(What to produce):
Each line of the data that mentions the string "icon" needs to be identified and copied.

==================================================

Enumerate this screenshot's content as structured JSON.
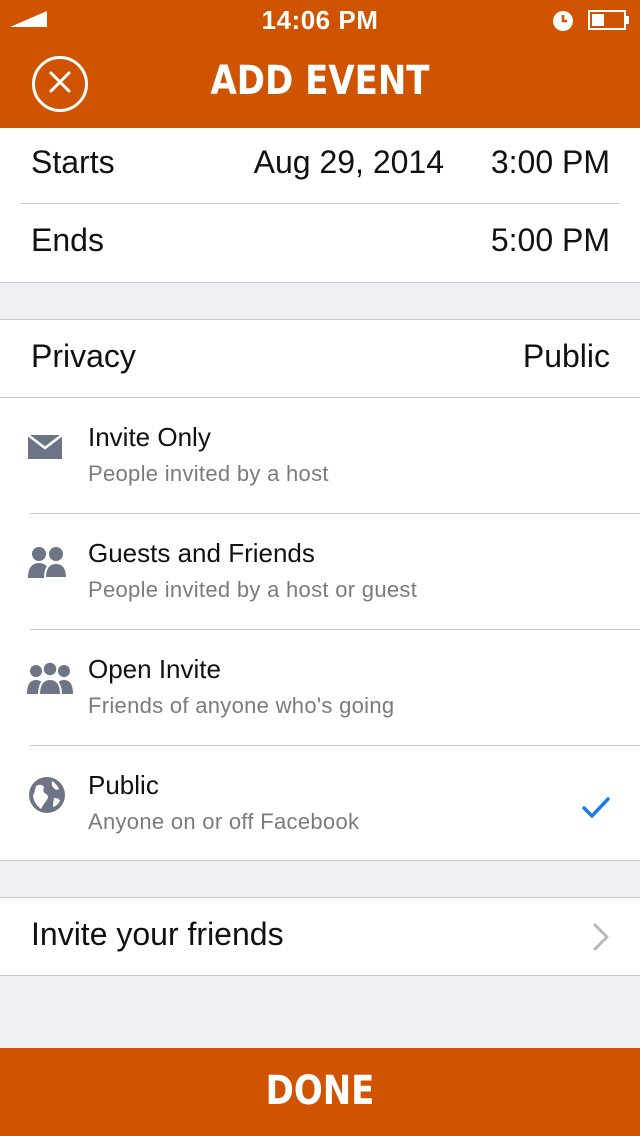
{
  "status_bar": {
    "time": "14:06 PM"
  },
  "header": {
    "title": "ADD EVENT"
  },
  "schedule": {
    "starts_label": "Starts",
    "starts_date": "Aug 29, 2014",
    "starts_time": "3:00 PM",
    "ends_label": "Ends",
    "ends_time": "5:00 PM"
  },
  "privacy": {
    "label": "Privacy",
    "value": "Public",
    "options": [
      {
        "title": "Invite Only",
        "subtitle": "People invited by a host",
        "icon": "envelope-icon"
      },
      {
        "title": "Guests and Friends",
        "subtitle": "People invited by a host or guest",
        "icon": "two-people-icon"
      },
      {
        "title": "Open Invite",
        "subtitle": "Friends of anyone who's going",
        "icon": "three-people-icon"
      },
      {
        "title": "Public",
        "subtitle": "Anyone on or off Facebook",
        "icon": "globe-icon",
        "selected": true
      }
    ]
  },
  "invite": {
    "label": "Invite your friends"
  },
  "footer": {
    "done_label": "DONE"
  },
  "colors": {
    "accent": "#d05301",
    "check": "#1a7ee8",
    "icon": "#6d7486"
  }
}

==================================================

(Solution):
        "icon": "envelope-icon"
        "icon": "two-people-icon"
        "icon": "three-people-icon"
        "icon": "globe-icon",
    "icon": "#6d7486"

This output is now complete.